[Raw data Boundary: Start]
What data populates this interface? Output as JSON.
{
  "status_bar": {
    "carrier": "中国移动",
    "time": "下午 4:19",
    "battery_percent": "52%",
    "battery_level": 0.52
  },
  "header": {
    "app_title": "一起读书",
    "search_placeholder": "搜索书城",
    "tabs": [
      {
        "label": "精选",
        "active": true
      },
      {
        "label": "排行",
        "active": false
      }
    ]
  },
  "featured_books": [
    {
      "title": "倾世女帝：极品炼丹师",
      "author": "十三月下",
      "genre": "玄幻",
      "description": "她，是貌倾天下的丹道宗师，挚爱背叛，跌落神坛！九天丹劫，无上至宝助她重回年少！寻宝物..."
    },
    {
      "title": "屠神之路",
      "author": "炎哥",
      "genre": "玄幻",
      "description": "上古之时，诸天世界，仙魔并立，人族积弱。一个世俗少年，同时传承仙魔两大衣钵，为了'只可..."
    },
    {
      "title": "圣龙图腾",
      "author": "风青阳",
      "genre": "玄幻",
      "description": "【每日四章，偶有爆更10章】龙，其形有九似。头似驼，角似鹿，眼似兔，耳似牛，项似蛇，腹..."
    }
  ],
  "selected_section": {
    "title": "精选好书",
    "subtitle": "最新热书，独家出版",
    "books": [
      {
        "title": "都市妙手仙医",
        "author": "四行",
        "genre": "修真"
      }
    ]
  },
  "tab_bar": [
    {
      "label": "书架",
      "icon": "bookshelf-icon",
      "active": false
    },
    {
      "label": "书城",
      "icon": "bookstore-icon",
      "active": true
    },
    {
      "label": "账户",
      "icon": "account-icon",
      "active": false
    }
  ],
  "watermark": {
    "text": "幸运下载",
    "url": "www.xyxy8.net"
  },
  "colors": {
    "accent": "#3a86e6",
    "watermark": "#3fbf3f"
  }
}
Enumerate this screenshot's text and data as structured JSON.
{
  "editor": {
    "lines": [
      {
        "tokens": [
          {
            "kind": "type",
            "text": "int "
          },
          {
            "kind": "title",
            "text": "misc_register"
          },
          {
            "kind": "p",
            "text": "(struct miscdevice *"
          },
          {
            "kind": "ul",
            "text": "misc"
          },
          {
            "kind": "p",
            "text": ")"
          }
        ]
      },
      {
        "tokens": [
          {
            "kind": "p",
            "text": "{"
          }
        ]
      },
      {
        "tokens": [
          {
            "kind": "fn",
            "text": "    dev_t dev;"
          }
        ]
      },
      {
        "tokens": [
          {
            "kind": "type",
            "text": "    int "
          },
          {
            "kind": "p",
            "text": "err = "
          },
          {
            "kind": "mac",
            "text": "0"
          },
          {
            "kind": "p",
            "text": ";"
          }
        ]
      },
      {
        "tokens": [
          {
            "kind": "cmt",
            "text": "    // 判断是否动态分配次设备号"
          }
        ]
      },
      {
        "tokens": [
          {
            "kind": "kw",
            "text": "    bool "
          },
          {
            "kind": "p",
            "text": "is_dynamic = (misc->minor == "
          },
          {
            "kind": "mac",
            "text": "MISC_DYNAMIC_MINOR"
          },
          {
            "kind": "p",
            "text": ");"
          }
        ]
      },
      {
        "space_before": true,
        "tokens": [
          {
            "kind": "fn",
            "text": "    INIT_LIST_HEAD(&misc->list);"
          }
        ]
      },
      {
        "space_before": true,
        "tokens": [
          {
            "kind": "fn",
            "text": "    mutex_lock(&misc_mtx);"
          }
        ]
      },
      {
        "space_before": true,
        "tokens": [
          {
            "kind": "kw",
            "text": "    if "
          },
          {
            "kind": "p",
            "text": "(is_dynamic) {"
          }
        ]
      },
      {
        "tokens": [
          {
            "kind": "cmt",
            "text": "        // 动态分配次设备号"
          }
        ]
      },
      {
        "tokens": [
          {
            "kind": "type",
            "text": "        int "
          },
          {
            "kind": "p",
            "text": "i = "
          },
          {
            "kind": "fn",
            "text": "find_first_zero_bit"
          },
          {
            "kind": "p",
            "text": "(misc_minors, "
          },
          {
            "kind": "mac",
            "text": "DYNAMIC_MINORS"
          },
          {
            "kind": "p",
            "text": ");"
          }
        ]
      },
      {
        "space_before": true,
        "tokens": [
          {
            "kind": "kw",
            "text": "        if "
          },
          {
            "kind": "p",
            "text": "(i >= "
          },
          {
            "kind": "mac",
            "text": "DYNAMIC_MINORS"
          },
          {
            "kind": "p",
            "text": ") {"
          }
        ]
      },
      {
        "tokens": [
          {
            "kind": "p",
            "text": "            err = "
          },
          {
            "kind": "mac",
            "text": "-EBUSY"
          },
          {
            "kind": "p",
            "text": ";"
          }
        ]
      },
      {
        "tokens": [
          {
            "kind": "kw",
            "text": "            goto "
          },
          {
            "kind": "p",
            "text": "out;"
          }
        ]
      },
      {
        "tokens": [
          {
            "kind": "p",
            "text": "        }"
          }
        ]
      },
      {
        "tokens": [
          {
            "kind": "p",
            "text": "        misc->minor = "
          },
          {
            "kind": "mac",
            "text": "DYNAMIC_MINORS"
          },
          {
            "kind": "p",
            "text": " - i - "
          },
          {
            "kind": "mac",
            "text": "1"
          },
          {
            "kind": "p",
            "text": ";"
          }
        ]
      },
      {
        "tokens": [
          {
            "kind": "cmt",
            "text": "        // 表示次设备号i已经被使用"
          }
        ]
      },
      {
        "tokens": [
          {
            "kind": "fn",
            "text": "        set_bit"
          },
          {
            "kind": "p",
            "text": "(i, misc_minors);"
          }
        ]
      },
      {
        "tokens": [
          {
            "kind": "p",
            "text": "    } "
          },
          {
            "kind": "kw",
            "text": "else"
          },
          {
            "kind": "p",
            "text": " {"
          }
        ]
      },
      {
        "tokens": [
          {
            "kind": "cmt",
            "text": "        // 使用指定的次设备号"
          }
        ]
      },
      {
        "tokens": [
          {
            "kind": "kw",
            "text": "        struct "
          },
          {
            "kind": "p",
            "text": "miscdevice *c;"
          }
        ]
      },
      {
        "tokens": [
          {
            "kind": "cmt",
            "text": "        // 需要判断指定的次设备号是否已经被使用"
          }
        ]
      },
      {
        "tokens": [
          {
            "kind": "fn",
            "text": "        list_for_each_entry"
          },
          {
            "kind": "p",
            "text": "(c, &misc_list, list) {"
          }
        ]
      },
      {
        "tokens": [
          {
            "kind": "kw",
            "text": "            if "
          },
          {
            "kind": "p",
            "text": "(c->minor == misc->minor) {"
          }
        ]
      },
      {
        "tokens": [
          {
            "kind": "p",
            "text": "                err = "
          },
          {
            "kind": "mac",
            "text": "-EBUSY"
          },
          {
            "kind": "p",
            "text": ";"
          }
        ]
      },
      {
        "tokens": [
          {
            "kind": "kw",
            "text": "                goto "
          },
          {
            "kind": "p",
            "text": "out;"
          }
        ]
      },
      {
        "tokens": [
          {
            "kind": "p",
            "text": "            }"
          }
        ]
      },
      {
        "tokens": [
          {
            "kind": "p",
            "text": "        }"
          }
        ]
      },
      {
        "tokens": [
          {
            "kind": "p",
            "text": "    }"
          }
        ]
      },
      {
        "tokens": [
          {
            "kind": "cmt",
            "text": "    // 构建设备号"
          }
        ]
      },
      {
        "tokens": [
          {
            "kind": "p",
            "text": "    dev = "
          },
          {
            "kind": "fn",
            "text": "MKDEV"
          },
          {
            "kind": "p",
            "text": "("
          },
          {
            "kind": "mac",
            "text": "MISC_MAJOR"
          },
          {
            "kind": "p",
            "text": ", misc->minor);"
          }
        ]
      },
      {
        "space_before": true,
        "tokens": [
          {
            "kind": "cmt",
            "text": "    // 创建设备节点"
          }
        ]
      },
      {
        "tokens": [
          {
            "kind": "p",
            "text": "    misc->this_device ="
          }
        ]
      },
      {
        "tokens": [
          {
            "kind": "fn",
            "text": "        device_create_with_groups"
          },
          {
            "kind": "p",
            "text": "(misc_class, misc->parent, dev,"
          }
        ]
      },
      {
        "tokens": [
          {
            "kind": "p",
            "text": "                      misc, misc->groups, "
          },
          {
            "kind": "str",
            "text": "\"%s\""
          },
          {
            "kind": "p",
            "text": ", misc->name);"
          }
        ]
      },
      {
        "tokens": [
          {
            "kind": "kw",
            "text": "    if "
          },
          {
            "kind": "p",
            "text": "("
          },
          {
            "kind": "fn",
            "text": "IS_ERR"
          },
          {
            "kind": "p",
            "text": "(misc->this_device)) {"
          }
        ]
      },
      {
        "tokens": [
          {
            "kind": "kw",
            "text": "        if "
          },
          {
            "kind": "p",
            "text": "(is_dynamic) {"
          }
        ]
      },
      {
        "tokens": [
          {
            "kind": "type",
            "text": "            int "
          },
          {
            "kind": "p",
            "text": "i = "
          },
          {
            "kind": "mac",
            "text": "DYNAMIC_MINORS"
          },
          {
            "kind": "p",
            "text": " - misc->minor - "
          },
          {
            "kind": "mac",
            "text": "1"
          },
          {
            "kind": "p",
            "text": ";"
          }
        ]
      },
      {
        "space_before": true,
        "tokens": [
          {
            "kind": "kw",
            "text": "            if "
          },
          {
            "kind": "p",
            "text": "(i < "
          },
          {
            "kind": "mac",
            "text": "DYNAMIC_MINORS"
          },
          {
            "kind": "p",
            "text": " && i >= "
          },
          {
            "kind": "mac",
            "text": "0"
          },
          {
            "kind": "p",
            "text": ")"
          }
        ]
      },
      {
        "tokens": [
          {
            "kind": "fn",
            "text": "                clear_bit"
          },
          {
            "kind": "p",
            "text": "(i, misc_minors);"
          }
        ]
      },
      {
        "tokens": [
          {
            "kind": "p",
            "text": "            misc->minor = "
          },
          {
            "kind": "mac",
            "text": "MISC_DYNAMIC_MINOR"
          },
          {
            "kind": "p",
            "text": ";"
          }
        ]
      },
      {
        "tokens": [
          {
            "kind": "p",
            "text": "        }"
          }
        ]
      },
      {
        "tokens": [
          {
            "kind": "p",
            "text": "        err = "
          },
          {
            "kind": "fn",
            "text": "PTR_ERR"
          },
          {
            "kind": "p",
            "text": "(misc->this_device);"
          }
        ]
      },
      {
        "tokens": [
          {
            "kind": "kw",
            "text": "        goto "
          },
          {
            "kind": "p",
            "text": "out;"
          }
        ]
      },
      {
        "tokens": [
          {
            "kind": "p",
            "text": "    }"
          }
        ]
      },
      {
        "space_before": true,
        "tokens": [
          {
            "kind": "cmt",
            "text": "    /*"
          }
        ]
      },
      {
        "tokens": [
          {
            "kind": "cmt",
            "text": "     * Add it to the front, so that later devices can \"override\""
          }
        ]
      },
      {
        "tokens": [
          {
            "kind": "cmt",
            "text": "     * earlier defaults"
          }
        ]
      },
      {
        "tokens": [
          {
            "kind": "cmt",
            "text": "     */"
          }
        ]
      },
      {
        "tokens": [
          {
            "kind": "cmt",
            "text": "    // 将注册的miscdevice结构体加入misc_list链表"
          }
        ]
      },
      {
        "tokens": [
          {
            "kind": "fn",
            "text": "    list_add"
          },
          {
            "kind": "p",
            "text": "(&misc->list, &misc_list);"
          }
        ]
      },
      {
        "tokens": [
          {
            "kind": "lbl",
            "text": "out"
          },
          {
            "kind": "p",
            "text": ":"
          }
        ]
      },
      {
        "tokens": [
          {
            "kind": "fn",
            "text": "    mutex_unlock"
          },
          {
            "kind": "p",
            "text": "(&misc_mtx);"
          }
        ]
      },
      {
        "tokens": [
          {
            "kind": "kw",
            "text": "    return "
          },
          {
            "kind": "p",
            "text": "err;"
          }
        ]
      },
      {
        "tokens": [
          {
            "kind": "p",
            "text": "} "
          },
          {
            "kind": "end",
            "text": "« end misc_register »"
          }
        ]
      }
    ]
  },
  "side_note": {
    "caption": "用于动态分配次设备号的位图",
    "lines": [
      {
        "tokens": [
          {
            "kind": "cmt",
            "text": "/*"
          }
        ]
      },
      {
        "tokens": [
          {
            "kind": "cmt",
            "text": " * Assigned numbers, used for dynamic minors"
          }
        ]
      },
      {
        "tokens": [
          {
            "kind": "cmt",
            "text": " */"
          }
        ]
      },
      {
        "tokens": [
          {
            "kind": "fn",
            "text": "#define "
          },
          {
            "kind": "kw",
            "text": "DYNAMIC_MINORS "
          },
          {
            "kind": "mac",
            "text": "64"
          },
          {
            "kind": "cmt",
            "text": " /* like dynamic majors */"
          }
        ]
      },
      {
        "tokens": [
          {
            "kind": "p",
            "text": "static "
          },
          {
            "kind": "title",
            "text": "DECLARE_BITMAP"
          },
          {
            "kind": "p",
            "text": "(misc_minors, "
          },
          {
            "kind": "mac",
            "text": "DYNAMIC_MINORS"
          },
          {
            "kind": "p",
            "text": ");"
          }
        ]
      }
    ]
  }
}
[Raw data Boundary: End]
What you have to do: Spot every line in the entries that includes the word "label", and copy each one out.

Solved problem:
        "label": "精选",
        "label": "排行",
      "label": "书架",
      "label": "书城",
      "label": "账户",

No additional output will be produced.